Some of the highlights of that study [show that] at the end of the day elimination of airport rent we see accruing in excess of $730 million annual benefit to the Canadian economy, both direct and in incremental benefits. We’re talking creating over $300 million in expenses by new travelers to Canada, and those new travelers to Canada would total 580,000 that would be generated by the elimination of airport rent.
Rent elimination is the ultimate. Our airports have more than paid the asset value; airports in Canada have invested more than $9.5 billion in their infrastructure without any tax assistance. We say, you’ve gotten your money back [but] you’re still collecting $280 million a year on airport rent. Imagine how that can be used back into the system?
AB: The issue of competitiveness is a hot button with CAC.
Facette: Rent falls under that; another thing is we have spent a lot of time presenting a competitiveness angle. In the U.S. you have foreign trade zones; we don’t have any at all. We believe the time is long overdue for airports to work with the manufacturing and the other transportation communities to develop foreign trade zones.
A lot of the things we’re doing in Canada go to that very point, competitiveness. Airports in Canada want to position themselves to compete with the best in the world.
AB: And the federal government is making progress on Open Skies agreements.
Facette: The board position of the CAC is a simple one: Members are supportive of Open Skies, period. We are very pleased and really look forward to the full ratification of the Canada-EU Open Skies agreement. We’re optimistic that that will be done this fall and we will see a fall formal signing. And now with South Korea.
We’re getting our way there incrementally. Is it important to go faster? Yes. The U.S. has over 90 agreements.
AB: CAC was working with Transport Canada to determine the environmental footprint of airports. What’s the status of the initiative?
Facette: CAC is working with Transport Canada so when it does consider any new regulations, which we’re not looking for, that they write policies that come from ICAO and its current efforts and that they actually make sense.

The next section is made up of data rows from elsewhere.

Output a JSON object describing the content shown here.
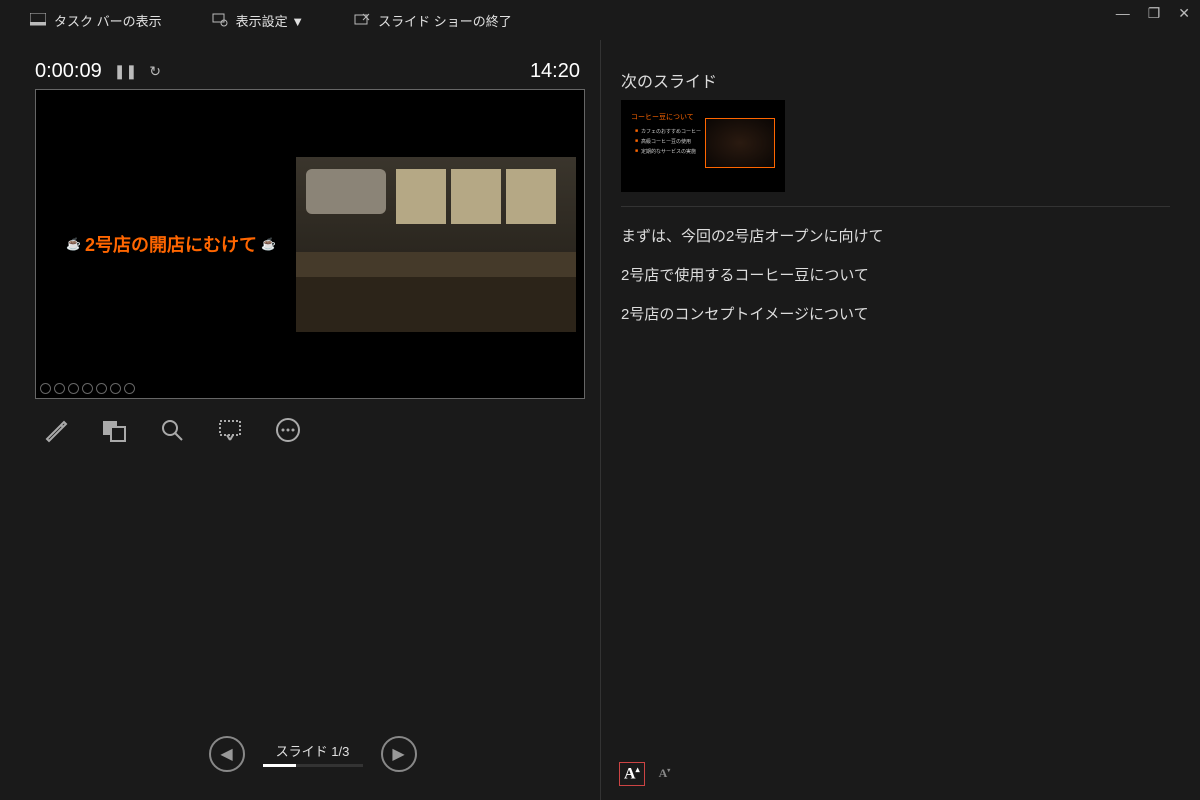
{
  "topbar": {
    "taskbar": "タスク バーの表示",
    "display_settings": "表示設定 ▼",
    "end_show": "スライド ショーの終了"
  },
  "timer": {
    "elapsed": "0:00:09",
    "clock": "14:20"
  },
  "current_slide": {
    "title": "2号店の開店にむけて"
  },
  "next": {
    "label": "次のスライド",
    "thumb_title": "コーヒー豆について",
    "bullets": [
      "カフェのおすすめコーヒー",
      "高級コーヒー豆の使用",
      "定期的なサービスの実施"
    ]
  },
  "notes": [
    "まずは、今回の2号店オープンに向けて",
    "2号店で使用するコーヒー豆について",
    "2号店のコンセプトイメージについて"
  ],
  "navigation": {
    "label": "スライド 1/3"
  },
  "icons": {
    "taskbar": "taskbar-icon",
    "display": "display-settings-icon",
    "end": "end-show-icon"
  }
}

There’s some progress. In June 2007 under then-chairman Jim Cherry, we wrote Transport Canada and said we think there’s a need for some type of environmental plan in aviation in Canada. We are working with Transport Canada to come up with a standard way to measure the greenhouse gas footprint that exists on the ground at airports across Canada. Some airports like Toronto and Montreal have already moved ahead.
Also recently, we’ve agreed to sit around the table with the carriers, with NavCanada, ourselves, and Transport Canada to see if we can as an industry come up with a memorandum of understanding to commit to work in various ways to reduce greenhouse gases in Canada.
If you look at the broader context of airports in the world, and look at what the ACI-NA board of directors recently did in June as well as what ACI World and other regions have done, what Canada is doing is a part of a continuum of where airports have said that we’re going to do our part, and here’s what our part is.
AB: What serious cross-border issues remain?
Facette: There’s one issue that has not gone away: the rescreening of bags coming from Canadian pre-clearance airports. It’s a low-hanging fruit issue. A harmonization, a recognition that the screening standards in Canada are equal to that which exists in the United States is important. We’ve costed out a huge savings on the U.S. side that can be achieved by eliminating it. We don’t believe it’s necessary.
AB: The 2010 Winter Olympics are coming up in Vancouver. What impact is that having?
Facette: Vancouver and [British Columbia-]-based airports have really been engaged in that from a capacity and security perspective, and a winter maintenance perspective. The winter last year in Vancouver was sort of unprecedented in the area, and the ability to handle that weather again became a question.
The addition of new technology to handle Customs will really help. It’s a kiosk system; you show your passport; you’re given some paperwork; and while you’re doing that there’s somebody ahead of you going to a document check officer. So you double your throughput.